● PROBLEM REQUIREMENTS: Each line in the data holding "copy" should be listed.

** GIVEN RECORDS follows **

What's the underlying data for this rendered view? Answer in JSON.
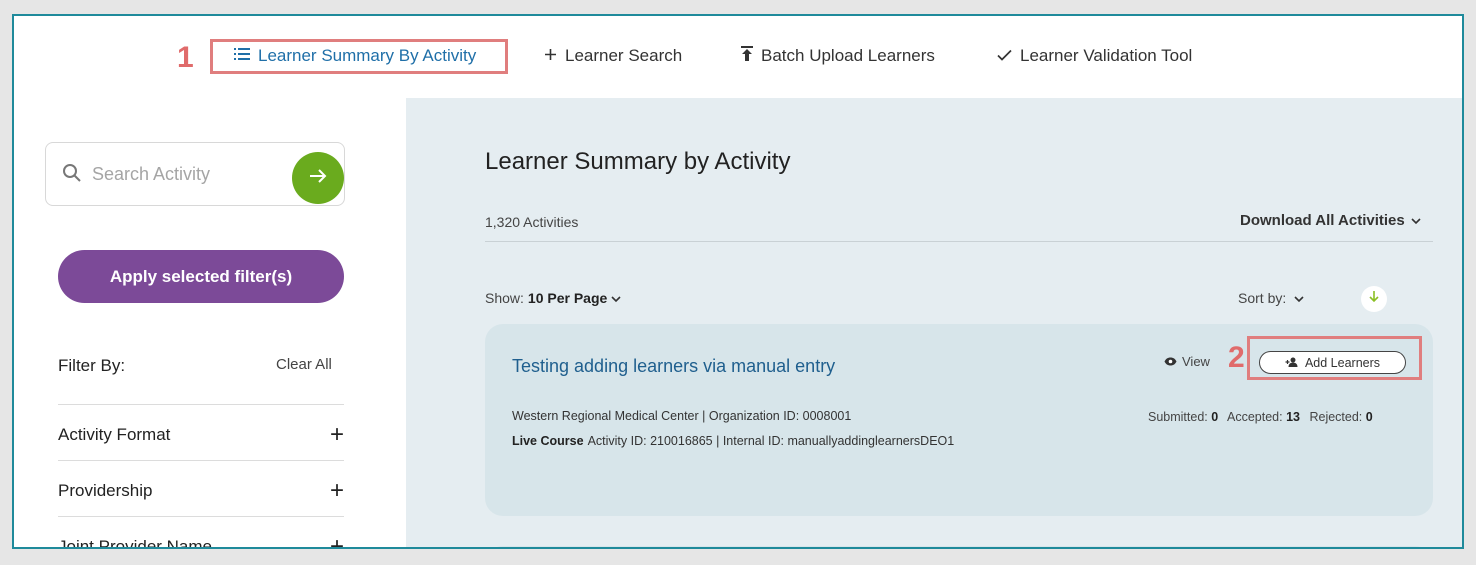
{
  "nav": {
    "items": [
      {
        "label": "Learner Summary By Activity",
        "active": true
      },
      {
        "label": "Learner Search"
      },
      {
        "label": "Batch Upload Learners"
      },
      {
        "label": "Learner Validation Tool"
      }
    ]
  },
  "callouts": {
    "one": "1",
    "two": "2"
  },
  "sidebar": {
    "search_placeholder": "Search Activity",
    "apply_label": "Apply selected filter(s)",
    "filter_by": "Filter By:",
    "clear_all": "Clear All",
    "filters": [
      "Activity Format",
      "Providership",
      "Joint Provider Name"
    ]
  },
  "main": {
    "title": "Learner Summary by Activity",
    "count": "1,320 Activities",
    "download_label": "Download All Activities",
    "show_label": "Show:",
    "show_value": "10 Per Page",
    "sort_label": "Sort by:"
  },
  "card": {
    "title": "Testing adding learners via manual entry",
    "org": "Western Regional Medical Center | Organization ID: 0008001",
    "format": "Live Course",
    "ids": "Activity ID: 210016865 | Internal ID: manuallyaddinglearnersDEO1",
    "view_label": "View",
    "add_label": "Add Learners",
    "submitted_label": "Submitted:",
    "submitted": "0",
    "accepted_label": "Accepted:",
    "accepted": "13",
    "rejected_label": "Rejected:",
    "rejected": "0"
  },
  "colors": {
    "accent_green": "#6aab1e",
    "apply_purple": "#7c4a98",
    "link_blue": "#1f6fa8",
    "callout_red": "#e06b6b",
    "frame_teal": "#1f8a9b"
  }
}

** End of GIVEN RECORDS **
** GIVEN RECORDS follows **

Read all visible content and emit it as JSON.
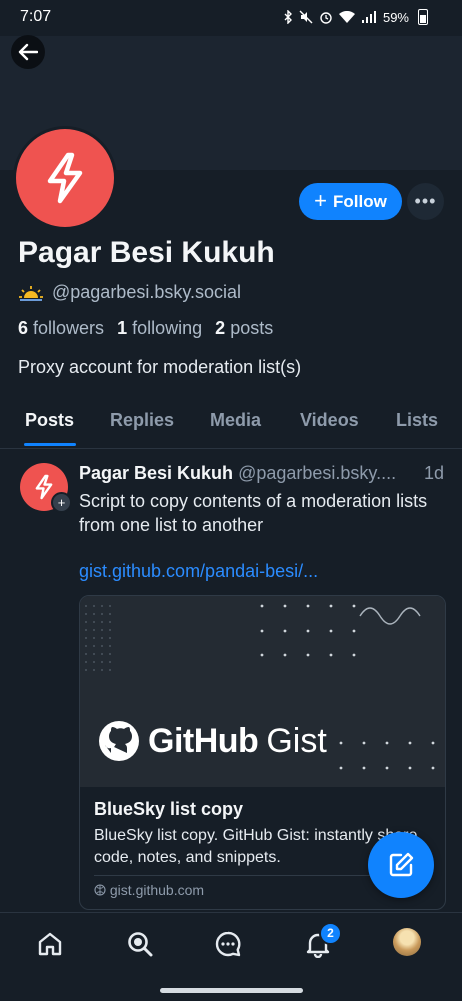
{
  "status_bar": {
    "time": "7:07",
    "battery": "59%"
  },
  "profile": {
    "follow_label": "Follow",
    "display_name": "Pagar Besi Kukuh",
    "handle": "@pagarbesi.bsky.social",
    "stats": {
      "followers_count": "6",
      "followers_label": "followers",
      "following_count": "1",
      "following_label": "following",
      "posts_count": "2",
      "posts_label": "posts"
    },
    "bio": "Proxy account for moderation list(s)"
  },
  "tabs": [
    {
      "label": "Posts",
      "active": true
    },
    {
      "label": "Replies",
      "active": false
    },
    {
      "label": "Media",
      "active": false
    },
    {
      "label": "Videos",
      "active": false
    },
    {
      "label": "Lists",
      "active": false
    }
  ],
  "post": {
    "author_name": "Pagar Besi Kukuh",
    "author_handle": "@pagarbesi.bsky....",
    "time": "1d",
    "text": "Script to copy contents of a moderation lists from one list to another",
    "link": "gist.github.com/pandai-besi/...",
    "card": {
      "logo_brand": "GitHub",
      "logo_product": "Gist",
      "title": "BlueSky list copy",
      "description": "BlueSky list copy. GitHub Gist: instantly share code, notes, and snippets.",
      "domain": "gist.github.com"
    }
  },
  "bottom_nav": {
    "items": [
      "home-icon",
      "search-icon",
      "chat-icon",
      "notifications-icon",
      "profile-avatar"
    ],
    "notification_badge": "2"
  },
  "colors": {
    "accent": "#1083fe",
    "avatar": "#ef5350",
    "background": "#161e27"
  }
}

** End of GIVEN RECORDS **

● TASK RESULT:
    "text": "Script to copy contents of a moderation lists from one list to another",
      "title": "BlueSky list copy",
      "description": "BlueSky list copy. GitHub Gist: instantly share code, notes, and snippets.",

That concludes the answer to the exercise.